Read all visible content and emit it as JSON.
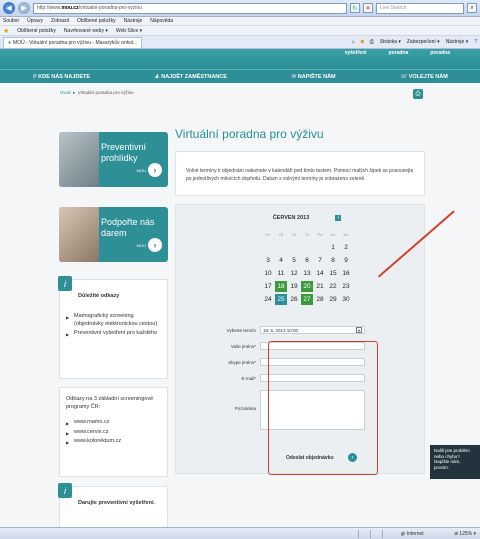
{
  "browser": {
    "url_prefix": "http://www.",
    "url_domain": "mou.cz",
    "url_rest": "/virtualni-poradna-pro-vyzivu",
    "search_placeholder": "Live Search",
    "menu": [
      "Soubor",
      "Úpravy",
      "Zobrazit",
      "Oblíbené položky",
      "Nástroje",
      "Nápověda"
    ],
    "favorites_label": "Oblíbené položky",
    "fav_items": [
      "Navrhované weby ▾",
      "Web Slice ▾"
    ],
    "tab_title": "MOÚ - Virtuální poradna pro výživu - Masarykův onkol...",
    "tools": [
      "Stránka ▾",
      "Zabezpečení ▾",
      "Nástroje ▾"
    ]
  },
  "site": {
    "top_links": [
      "vyšetření",
      "poradna",
      "poradna"
    ],
    "nav": [
      {
        "icon": "pin",
        "label": "KDE NÁS NAJDETE"
      },
      {
        "icon": "person",
        "label": "NAJDĚT ZAMĚSTNANCE"
      },
      {
        "icon": "mail",
        "label": "NAPIŠTE NÁM"
      },
      {
        "icon": "phone",
        "label": "VOLEJTE NÁM"
      }
    ],
    "breadcrumb_home": "Úvod",
    "breadcrumb_current": "Virtuální poradna pro výživu"
  },
  "sidebar": {
    "promo1": "Preventivní prohlídky",
    "promo2": "Podpořte nás darem",
    "promo_logo": "MOU",
    "links_title": "Důležité odkazy",
    "links": [
      "Mamografický screening (objednávky elektronickou cestou)",
      "Preventivní vyšetření pro každého"
    ],
    "screen_title": "Odkazy na 3 základní screeningové programy ČR:",
    "screen_links": [
      "www.mamo.cz",
      "www.cervix.cz",
      "www.kolorektum.cz"
    ],
    "bottom_title": "Darujte preventivní vyšetření."
  },
  "main": {
    "title": "Virtuální poradna pro výživu",
    "intro": "Volné termíny k objednání naleznete v kalendáři pod tímto textem. Pomocí malých šipek se posouvejte po jednotlivých měsících dopředu. Datum s volnými termíny je zobrazeno zeleně."
  },
  "calendar": {
    "month": "ČERVEN 2013",
    "day_names": [
      "Po",
      "Út",
      "St",
      "Čt",
      "Pá",
      "So",
      "Ne"
    ],
    "days": [
      "",
      "",
      "",
      "",
      "",
      "1",
      "2",
      "3",
      "4",
      "5",
      "6",
      "7",
      "8",
      "9",
      "10",
      "11",
      "12",
      "13",
      "14",
      "15",
      "16",
      "17",
      "18",
      "19",
      "20",
      "21",
      "22",
      "23",
      "24",
      "25",
      "26",
      "27",
      "28",
      "29",
      "30"
    ],
    "free_days": [
      "18",
      "20",
      "27"
    ],
    "selected_day": "25"
  },
  "form": {
    "term_label": "Vyberte termín",
    "term_value": "18. 6. 2013 10:00",
    "name_label": "Vaše jméno*",
    "skype_label": "Skype jméno*",
    "email_label": "E-mail*",
    "note_label": "Poznámka",
    "submit_label": "Odeslat objednávku"
  },
  "chat": {
    "text": "Našli jste problém nebo chybu? Napište nám, prosím."
  },
  "status": {
    "zone": "Internet",
    "zoom": "125%"
  }
}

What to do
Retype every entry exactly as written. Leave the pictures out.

Result for this task
Read all visible content and emit it as JSON.
{
  "browser": {
    "url_prefix": "http://www.",
    "url_domain": "mou.cz",
    "url_rest": "/virtualni-poradna-pro-vyzivu",
    "search_placeholder": "Live Search",
    "menu": [
      "Soubor",
      "Úpravy",
      "Zobrazit",
      "Oblíbené položky",
      "Nástroje",
      "Nápověda"
    ],
    "favorites_label": "Oblíbené položky",
    "fav_items": [
      "Navrhované weby ▾",
      "Web Slice ▾"
    ],
    "tab_title": "MOÚ - Virtuální poradna pro výživu - Masarykův onkol...",
    "tools": [
      "Stránka ▾",
      "Zabezpečení ▾",
      "Nástroje ▾"
    ]
  },
  "site": {
    "top_links": [
      "vyšetření",
      "poradna",
      "poradna"
    ],
    "nav": [
      {
        "icon": "pin",
        "label": "KDE NÁS NAJDETE"
      },
      {
        "icon": "person",
        "label": "NAJDĚT ZAMĚSTNANCE"
      },
      {
        "icon": "mail",
        "label": "NAPIŠTE NÁM"
      },
      {
        "icon": "phone",
        "label": "VOLEJTE NÁM"
      }
    ],
    "breadcrumb_home": "Úvod",
    "breadcrumb_current": "Virtuální poradna pro výživu"
  },
  "sidebar": {
    "promo1": "Preventivní prohlídky",
    "promo2": "Podpořte nás darem",
    "promo_logo": "MOU",
    "links_title": "Důležité odkazy",
    "links": [
      "Mamografický screening (objednávky elektronickou cestou)",
      "Preventivní vyšetření pro každého"
    ],
    "screen_title": "Odkazy na 3 základní screeningové programy ČR:",
    "screen_links": [
      "www.mamo.cz",
      "www.cervix.cz",
      "www.kolorektum.cz"
    ],
    "bottom_title": "Darujte preventivní vyšetření."
  },
  "main": {
    "title": "Virtuální poradna pro výživu",
    "intro": "Volné termíny k objednání naleznete v kalendáři pod tímto textem. Pomocí malých šipek se posouvejte po jednotlivých měsících dopředu. Datum s volnými termíny je zobrazeno zeleně."
  },
  "calendar": {
    "month": "ČERVEN 2013",
    "day_names": [
      "Po",
      "Út",
      "St",
      "Čt",
      "Pá",
      "So",
      "Ne"
    ],
    "days": [
      "",
      "",
      "",
      "",
      "",
      "1",
      "2",
      "3",
      "4",
      "5",
      "6",
      "7",
      "8",
      "9",
      "10",
      "11",
      "12",
      "13",
      "14",
      "15",
      "16",
      "17",
      "18",
      "19",
      "20",
      "21",
      "22",
      "23",
      "24",
      "25",
      "26",
      "27",
      "28",
      "29",
      "30"
    ],
    "free_days": [
      "18",
      "20",
      "27"
    ],
    "selected_day": "25"
  },
  "form": {
    "term_label": "Vyberte termín",
    "term_value": "18. 6. 2013 10:00",
    "name_label": "Vaše jméno*",
    "skype_label": "Skype jméno*",
    "email_label": "E-mail*",
    "note_label": "Poznámka",
    "submit_label": "Odeslat objednávku"
  },
  "chat": {
    "text": "Našli jste problém nebo chybu? Napište nám, prosím."
  },
  "status": {
    "zone": "Internet",
    "zoom": "125%"
  }
}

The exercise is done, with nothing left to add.